Monday was Columbus Day, or as liberals have taken to calling, “Indigenous People’s Day.” Democrats love sowing division, blaming Europeans for all of the world’s ills, and elevating the status of Native Americans. Well, they usually do. When it’s a choice between a long-dead Italian guy and American Indians, the choice is easy. When the choice is between their own reelection and anything, everything else loses to self-preservation.
Such is the case with Missouri Democratic Senator Claire McCaskill.
One of my first jobs in Washington was as a health policy analyst at the Heritage Foundation. While it may not sound exciting, it wasn’t. Just kidding, mostly.
But in that job I had to study the prescription drug market – how drugs came to market, the testing process and cost, the way prices were negotiated, the constant demands for lower prices, etc. So, while I no longer do that for a living, I do keep up with it from time to time.
That’s how a story in Newsweek came to my attention. The title seemed like clickbait, “How Racism Is Fueling A Pharma Scandal Over A Billion-Dollar Patent.” The story, however, was anything but.
It involves a prescription drug you’ve probably seen ads for – Restasis. It’s for combatting chronic dry eyes, which I’m lucky enough to say does not impact me. But it impacts someone or else the company that created it, Allergan, wouldn’t have spent the time and money developing it.
It takes, on average, ten years and a billion dollars to bring a new drug to market. That’s just the ones that survive testing and trials. And that billion dollars does not include drugs where development and trials go on for, say, seven years and $500 million. Research and development in the pharmaceutical industry are not cheap. For all the complaints about drug prices, no one complains when they cure or come up with a better treatment for something.
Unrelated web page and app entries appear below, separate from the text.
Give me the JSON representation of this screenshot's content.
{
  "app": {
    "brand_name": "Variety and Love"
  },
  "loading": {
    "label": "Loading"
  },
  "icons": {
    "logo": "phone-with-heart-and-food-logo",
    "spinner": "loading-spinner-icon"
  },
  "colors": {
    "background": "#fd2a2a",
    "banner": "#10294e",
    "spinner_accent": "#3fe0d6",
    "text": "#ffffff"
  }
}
As you can imagine, these companies are not only easy targets for desperate politicians looking for a boogeyman in election cycles, they’re also fiercely protective of their patents. No recouping the cost of their product, no new products.
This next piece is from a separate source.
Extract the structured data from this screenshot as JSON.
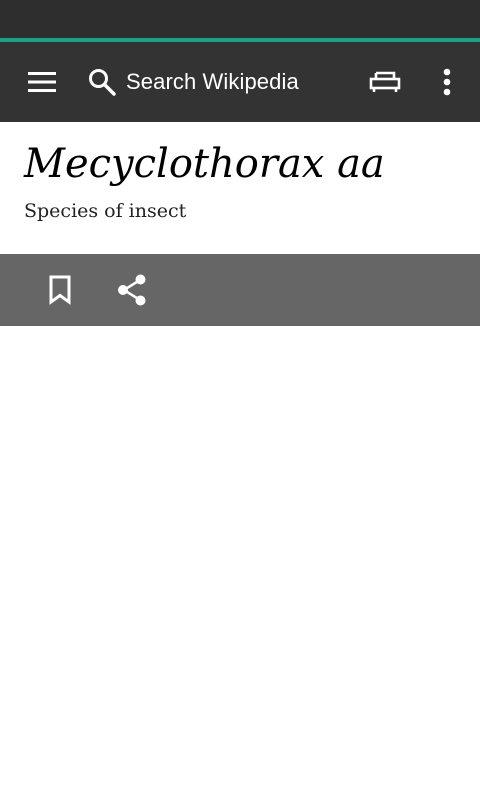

Allergan was facing such a challenge, a legal one to their patent for the eye drops. And to save themselves they found a creative way to protect themselves – an Indian tribe.
Tribes in the US have a protection reserved for governments – sovereign immunity.
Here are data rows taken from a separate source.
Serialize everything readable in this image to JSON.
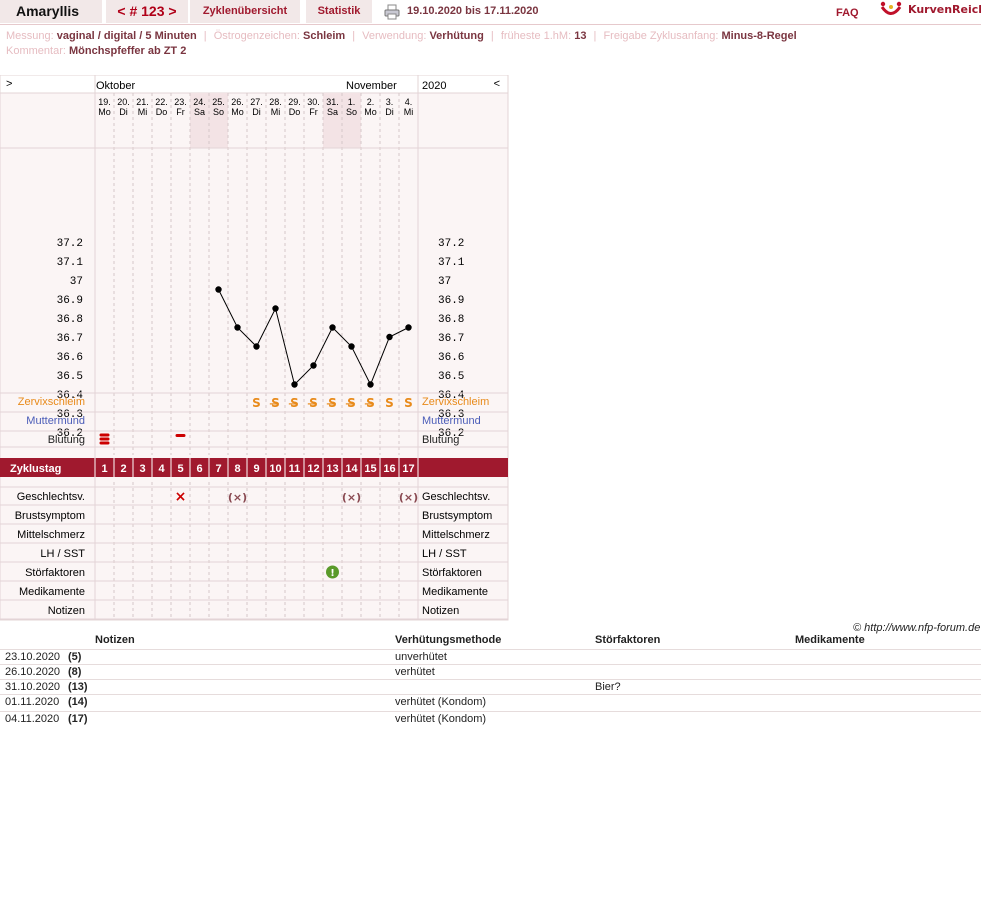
{
  "header": {
    "user_name": "Amaryllis",
    "cycle_prev": "<",
    "cycle_label": "# 123",
    "cycle_next": ">",
    "overview_label": "Zyklenübersicht",
    "stats_label": "Statistik",
    "date_range": "19.10.2020 bis 17.11.2020",
    "faq_label": "FAQ",
    "logo_text": "KurvenReich"
  },
  "info": {
    "messung_label": "Messung:",
    "messung_value": "vaginal / digital / 5 Minuten",
    "oestrogen_label": "Östrogenzeichen:",
    "oestrogen_value": "Schleim",
    "verwendung_label": "Verwendung:",
    "verwendung_value": "Verhütung",
    "hm_label": "früheste 1.hM:",
    "hm_value": "13",
    "freigabe_label": "Freigabe Zyklusanfang:",
    "freigabe_value": "Minus-8-Regel",
    "kommentar_label": "Kommentar:",
    "kommentar_value": "Mönchspfeffer ab ZT 2"
  },
  "chart_data": {
    "type": "line",
    "title": "",
    "nav_left": ">",
    "nav_right": "<",
    "month_labels": [
      "Oktober",
      "November"
    ],
    "year": "2020",
    "dates": [
      "19.",
      "20.",
      "21.",
      "22.",
      "23.",
      "24.",
      "25.",
      "26.",
      "27.",
      "28.",
      "29.",
      "30.",
      "31.",
      "1.",
      "2.",
      "3.",
      "4."
    ],
    "weekdays": [
      "Mo",
      "Di",
      "Mi",
      "Do",
      "Fr",
      "Sa",
      "So",
      "Mo",
      "Di",
      "Mi",
      "Do",
      "Fr",
      "Sa",
      "So",
      "Mo",
      "Di",
      "Mi"
    ],
    "weekend_days": [
      6,
      7,
      13,
      14
    ],
    "cycle_days": [
      1,
      2,
      3,
      4,
      5,
      6,
      7,
      8,
      9,
      10,
      11,
      12,
      13,
      14,
      15,
      16,
      17
    ],
    "y_ticks": [
      "37.2",
      "37.1",
      "37",
      "36.9",
      "36.8",
      "36.7",
      "36.6",
      "36.5",
      "36.4",
      "36.3",
      "36.2"
    ],
    "ylim": [
      36.2,
      37.2
    ],
    "series": [
      {
        "values": [
          null,
          null,
          null,
          null,
          null,
          null,
          36.95,
          36.75,
          36.65,
          36.85,
          36.45,
          36.55,
          36.75,
          36.65,
          36.45,
          36.7,
          36.75
        ],
        "color": "#000000"
      }
    ],
    "zervixschleim": [
      null,
      null,
      null,
      null,
      null,
      null,
      null,
      null,
      "S",
      "S̶",
      "S̶",
      "S̶",
      "S̶",
      "S̶",
      "S̶",
      "S",
      "S"
    ],
    "blutung": [
      {
        "day": 1,
        "kind": "stark"
      },
      {
        "day": 5,
        "kind": "schmier"
      }
    ],
    "geschlechtsverkehr": [
      {
        "day": 5,
        "symbol": "×",
        "protected": false
      },
      {
        "day": 8,
        "symbol": "(×)",
        "protected": true
      },
      {
        "day": 14,
        "symbol": "(×)",
        "protected": true
      },
      {
        "day": 17,
        "symbol": "(×)",
        "protected": true
      }
    ],
    "stoerfaktoren_days": [
      13
    ],
    "row_labels": {
      "zervix": "Zervixschleim",
      "muttermund": "Muttermund",
      "blutung": "Blutung",
      "zyklustag": "Zyklustag",
      "gv": "Geschlechtsv.",
      "brust": "Brustsymptom",
      "mittel": "Mittelschmerz",
      "lh": "LH / SST",
      "stoer": "Störfaktoren",
      "medi": "Medikamente",
      "notizen": "Notizen"
    },
    "colors": {
      "zervix": "#e88a1a",
      "muttermund": "#4a5cb8",
      "zyklustag_bar": "#a0192e",
      "blutung": "#cc0000",
      "gv": "#cc0000",
      "gv_protected": "#8a4a52",
      "stoer": "#5a9a2a",
      "weekend": "#f3e3e5",
      "panel": "#fbf5f5"
    }
  },
  "copyright": "© http://www.nfp-forum.de",
  "notes": {
    "headers": [
      "Notizen",
      "Verhütungsmethode",
      "Störfaktoren",
      "Medikamente"
    ],
    "rows": [
      {
        "date": "23.10.2020",
        "day": "(5)",
        "method": "unverhütet",
        "stoer": ""
      },
      {
        "date": "26.10.2020",
        "day": "(8)",
        "method": "verhütet",
        "stoer": ""
      },
      {
        "date": "31.10.2020",
        "day": "(13)",
        "method": "",
        "stoer": "Bier?"
      },
      {
        "date": "01.11.2020",
        "day": "(14)",
        "method": "verhütet (Kondom)",
        "stoer": ""
      },
      {
        "date": "04.11.2020",
        "day": "(17)",
        "method": "verhütet (Kondom)",
        "stoer": ""
      }
    ]
  }
}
Sovereign immunity basically insulates state governments from being sued, unless they are violating the Constitution. It’s a protection that, in the US, is granted by the 11th Amendment.
What Allegan did was to “sell” the patent for Restasis to the Saint Regis Mohawk Tribe of upstate New York. This could effectively end the lawsuits challenging their patents since the tribe enjoys immunity.
Whatever you think of the strategy, it’s legally brilliant. The tribe gets the patent, then “licenses” back to the company in exchange for $15 million per year till the patent runs out.
But, as is always the case when someone figures out a way to use the laws lawmakers create to immunize themselves, Senator McCaskill is not happy. She’s introduced a bill to strip tribes’ immunity in patent cases.
Curiously, McCaskill’s bill only strips Indian tribes of this protection, not the other beneficiary of sovereign immunity – public universities.
Why just tribes? McCaskill’s office released a statement that read, in part, “Congress never imagined tribes would allow themselves to be used by pharmaceutical companies to avoid challenges to patents, and this bill will shut the practice down before others follow suit.”
Notice the “allow themselves to be used” part? Is the tribe a bunch of children being exploited? Of course not. They’re making a healthy profit from basically found money. Who wouldn’t love to be “exploited” like that?
So McCaskill wants to strip Indian tribes of sovereign immunity to protect them from being “used” voluntarily and earning millions of dollars in the process, but not universities. Weird, right?
It’s not like the tribe couldn’t use the money. As Newsweek reports, they’re located near three Superfund sites – areas so polluted with hazardous material they’ll take years to clean up, if ever – along with countless other needs.
So why does Claire McCaskill hate Indians? Or is she simply a tool of generic drug makers, a group that would benefit if the patent were successfully challenged?
These are questions that would be asked by Democrats if a Republican attempted to do this, so why not when a Democrat does?
McCaskill is looking at a tough reelection fight next year and hasn’t really done much in the last six years, so she needs something. And she seems willing to screw over a poor Indian tribe to do it. These are Democrats’ rules, they should have to live by them too.